Jul 24, 2009
Biden: More 'Sacrifice' In Afghanistan
Biden Warns Of More 'Sacrifice' In Afghanistan
New York Times
July 24, 2009
By Alan Cowell
LONDON — Entering a debate that has stirred political tumult in Britain, Vice President Joseph R. Biden Jr. said in an interview broadcast Thursday that more coalition troops would die in Afghanistan but that the war was “worth the effort.”
Speaking during a tour of Ukraine and Georgia, Mr. Biden told the BBC that the lawless region along the Afghanistan-Pakistan border was “a place that, if it doesn’t get straightened out, will continue to wreak havoc on Europe and the United States.”
His remarks have a particular resonance in Britain at a time when the American-led coalition has recorded some of its worst casualties since the overthrow of the Taliban regime in 2001.
Britain has some 9,000 soldiers in Afghanistan — the second biggest contingent after the United States — and so far this month alone has lost 19 soldiers. That brings Britain’s total since 2001 to 188, higher than its death toll in the Iraq war. The latest fatalities came Wednesday, when bombs killed two United States service members and one Briton in southern Afghanistan.
Before those deaths, July had already become the deadliest month for American service members in the country since the 2001 invasion.
With the newest fatalities, more than 30 Americans have died in the first three weeks of July, surpassing the highest previous monthly toll of 28, reached in June 2008.
The deaths coincide with a major American offensive, supported by British and other troops, in Helmand Province, a Taliban stronghold, in advance of presidential elections next month.

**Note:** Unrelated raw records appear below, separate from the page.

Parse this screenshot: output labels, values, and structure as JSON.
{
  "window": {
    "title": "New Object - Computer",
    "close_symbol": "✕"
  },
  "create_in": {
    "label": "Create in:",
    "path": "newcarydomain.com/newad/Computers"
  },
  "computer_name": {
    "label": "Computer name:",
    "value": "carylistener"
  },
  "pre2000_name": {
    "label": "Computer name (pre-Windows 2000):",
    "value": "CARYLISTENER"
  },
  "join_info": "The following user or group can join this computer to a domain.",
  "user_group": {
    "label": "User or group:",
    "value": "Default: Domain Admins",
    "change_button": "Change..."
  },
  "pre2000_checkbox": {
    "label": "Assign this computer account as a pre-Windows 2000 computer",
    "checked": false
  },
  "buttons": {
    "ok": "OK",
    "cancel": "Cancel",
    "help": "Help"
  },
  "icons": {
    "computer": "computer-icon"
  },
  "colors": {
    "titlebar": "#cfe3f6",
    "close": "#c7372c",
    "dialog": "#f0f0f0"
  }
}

While some British newspaper columnists have questioned the reasons for fighting the war, Prime Minister Gordon Brown is locked in a dispute with the main opposition leader, David Cameron, over the government’s record on providing the right equipment — particularly helicopters — to shield British soldiers from the increasingly deadly roadside bombs planted by the Taliban.
In the interview, Mr. Biden said that in terms of the national interests of the United States, Britain and other European countries, the war “is worth the effort we are making and the sacrifice that is being felt.”
“And more will come,” he said, referring to the current phase of hostilities as “the fighting season.” He did not comment specifically on the debate over British equipment.
He said the Afghanistan-Pakistan border region was “the place from which the attacks of 9/11 and all those attacks in Europe that came from Al Qaeda have flowed, from that place between Afghanistan and Pakistan.”
He called British soldiers “among the best trained and bravest warriors in the world.”
The debate over British troops’ access to helicopters sharpened Wednesday when a Foreign Office minister, Lord Malloch Brown, told a newspaper interviewer that “we definitely don’t have enough helicopters.”
But he withdrew the comment, apparently under pressure from the prime minister, who has insisted that access to more helicopters would not have saved British lives in the latest wave of fatalities. Mr. Brown’s critics argue that lives would be saved if troops were transported by helicopter rather than by land vehicles, in which they are more vulnerable to attacks.
“In the operations we are doing at the moment, it is completely wrong to say that the loss of lives has been caused by the absence of helicopters,” Mr. Brown said Wednesday. “For the operations we are doing at the moment, we have the helicopters we need.”